__Recorded information__
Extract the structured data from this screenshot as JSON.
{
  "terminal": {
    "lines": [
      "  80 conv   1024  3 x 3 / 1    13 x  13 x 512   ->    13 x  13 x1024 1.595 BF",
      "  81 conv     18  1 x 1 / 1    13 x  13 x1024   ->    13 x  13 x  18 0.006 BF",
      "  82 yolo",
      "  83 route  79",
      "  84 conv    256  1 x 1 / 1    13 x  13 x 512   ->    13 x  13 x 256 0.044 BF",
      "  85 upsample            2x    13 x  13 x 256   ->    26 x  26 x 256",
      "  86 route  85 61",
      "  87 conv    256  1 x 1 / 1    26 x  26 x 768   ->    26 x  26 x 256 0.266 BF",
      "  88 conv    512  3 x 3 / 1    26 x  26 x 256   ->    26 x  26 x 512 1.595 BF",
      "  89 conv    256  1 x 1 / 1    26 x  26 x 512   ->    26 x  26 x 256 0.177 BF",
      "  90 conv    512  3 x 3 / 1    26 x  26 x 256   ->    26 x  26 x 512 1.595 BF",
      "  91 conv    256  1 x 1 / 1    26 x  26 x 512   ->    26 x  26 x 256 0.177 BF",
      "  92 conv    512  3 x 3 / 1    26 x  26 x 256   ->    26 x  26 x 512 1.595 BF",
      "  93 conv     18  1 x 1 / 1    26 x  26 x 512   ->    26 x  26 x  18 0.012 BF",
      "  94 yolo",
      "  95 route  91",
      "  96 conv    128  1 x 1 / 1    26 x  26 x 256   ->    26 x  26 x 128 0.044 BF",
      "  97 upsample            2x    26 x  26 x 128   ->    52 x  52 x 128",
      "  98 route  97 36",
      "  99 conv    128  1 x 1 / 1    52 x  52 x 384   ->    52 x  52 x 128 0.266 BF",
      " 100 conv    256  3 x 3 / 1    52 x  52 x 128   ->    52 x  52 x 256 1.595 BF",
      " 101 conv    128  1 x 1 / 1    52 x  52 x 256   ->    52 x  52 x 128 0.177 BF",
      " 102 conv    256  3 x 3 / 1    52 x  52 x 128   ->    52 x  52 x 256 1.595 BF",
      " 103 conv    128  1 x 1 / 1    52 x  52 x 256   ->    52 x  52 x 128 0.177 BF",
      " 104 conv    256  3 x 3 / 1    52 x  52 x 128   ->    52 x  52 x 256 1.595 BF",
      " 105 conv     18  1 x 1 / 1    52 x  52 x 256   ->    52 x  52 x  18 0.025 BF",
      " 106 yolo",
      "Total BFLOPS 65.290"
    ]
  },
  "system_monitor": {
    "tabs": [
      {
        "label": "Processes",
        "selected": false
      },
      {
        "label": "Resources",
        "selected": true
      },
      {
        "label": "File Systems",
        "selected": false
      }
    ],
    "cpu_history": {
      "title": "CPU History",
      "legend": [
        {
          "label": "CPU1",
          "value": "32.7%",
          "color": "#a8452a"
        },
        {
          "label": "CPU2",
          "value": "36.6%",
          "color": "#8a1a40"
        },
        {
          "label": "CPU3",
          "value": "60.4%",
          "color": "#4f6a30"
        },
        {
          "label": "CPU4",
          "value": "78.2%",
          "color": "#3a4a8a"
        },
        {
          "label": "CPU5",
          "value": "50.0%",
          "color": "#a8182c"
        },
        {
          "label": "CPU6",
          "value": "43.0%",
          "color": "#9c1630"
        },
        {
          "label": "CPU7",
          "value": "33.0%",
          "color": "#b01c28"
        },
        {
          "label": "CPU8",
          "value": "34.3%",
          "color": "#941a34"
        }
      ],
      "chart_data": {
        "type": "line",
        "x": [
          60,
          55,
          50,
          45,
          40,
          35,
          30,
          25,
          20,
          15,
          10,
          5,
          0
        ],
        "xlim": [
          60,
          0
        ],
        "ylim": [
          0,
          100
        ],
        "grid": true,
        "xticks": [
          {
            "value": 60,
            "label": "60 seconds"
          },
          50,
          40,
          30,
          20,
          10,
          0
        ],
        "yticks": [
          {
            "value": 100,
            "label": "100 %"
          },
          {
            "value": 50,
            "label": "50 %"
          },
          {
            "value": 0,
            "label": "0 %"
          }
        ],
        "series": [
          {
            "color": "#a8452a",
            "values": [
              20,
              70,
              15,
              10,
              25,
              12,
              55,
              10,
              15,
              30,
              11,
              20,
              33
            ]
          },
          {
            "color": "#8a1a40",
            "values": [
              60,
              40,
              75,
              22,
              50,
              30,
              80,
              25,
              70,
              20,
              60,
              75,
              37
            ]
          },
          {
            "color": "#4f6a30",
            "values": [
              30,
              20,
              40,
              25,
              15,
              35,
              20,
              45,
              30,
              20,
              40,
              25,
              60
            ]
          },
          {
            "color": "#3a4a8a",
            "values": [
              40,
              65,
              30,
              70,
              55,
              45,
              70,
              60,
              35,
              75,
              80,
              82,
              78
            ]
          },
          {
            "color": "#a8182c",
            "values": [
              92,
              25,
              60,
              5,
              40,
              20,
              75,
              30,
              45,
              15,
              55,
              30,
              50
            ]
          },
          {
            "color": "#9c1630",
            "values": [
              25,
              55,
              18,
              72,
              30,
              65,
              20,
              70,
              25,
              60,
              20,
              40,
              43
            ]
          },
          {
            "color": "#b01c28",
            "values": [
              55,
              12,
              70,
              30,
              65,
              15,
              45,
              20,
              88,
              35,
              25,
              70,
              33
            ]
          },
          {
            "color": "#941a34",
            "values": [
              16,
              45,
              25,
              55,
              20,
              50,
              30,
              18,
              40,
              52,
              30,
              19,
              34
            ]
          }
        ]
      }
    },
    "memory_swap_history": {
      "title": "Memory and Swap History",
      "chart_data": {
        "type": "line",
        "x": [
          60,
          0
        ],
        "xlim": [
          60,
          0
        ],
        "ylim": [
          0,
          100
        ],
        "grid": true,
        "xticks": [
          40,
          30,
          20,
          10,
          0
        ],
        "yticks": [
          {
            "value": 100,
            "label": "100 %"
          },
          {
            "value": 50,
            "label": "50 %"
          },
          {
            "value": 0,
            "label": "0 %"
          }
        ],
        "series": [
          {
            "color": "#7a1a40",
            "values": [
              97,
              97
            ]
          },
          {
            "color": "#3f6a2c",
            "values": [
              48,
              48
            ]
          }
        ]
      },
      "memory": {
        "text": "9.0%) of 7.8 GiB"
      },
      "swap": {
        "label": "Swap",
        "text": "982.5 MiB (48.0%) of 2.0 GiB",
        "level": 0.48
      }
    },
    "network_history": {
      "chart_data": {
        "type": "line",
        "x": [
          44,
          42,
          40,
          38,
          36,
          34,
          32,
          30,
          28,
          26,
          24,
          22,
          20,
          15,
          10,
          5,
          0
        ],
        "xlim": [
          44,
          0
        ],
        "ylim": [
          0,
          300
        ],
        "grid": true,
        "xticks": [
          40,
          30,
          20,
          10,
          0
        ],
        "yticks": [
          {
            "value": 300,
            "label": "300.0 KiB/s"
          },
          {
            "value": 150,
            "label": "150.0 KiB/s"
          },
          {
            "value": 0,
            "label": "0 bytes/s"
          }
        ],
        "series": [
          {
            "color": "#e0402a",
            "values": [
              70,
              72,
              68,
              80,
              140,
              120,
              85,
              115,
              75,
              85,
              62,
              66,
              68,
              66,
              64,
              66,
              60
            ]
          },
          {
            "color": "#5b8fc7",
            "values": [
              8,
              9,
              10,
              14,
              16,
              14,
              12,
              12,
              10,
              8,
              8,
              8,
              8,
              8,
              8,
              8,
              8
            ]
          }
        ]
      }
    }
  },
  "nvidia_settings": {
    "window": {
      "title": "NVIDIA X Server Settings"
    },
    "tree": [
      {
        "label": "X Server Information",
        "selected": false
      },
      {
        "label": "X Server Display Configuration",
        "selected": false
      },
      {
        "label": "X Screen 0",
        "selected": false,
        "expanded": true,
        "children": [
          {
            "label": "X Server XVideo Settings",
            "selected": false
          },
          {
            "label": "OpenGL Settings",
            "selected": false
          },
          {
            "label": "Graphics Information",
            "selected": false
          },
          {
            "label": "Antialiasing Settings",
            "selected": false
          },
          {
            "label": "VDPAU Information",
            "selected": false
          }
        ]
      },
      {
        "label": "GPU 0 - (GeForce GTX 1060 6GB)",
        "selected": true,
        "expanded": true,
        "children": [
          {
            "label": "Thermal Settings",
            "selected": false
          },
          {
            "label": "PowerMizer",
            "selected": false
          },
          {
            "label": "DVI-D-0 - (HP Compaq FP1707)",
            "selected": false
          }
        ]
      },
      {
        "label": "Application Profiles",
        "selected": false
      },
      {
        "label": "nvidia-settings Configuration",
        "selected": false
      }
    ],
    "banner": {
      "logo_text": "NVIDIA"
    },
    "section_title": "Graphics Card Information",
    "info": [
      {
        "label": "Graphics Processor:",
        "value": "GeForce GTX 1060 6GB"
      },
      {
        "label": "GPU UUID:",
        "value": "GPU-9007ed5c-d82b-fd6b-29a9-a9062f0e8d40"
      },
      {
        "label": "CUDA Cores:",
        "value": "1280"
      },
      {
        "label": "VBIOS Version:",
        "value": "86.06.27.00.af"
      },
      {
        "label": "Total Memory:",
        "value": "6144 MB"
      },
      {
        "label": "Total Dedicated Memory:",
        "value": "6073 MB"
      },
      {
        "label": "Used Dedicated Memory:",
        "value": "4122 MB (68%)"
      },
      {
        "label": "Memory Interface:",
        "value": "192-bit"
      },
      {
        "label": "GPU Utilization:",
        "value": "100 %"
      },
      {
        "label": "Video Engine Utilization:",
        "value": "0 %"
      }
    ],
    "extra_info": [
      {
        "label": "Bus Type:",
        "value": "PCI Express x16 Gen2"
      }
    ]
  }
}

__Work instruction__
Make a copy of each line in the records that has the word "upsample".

__Exercise answer__
      "  85 upsample            2x    13 x  13 x 256   ->    26 x  26 x 256",
      "  97 upsample            2x    26 x  26 x 128   ->    52 x  52 x 128",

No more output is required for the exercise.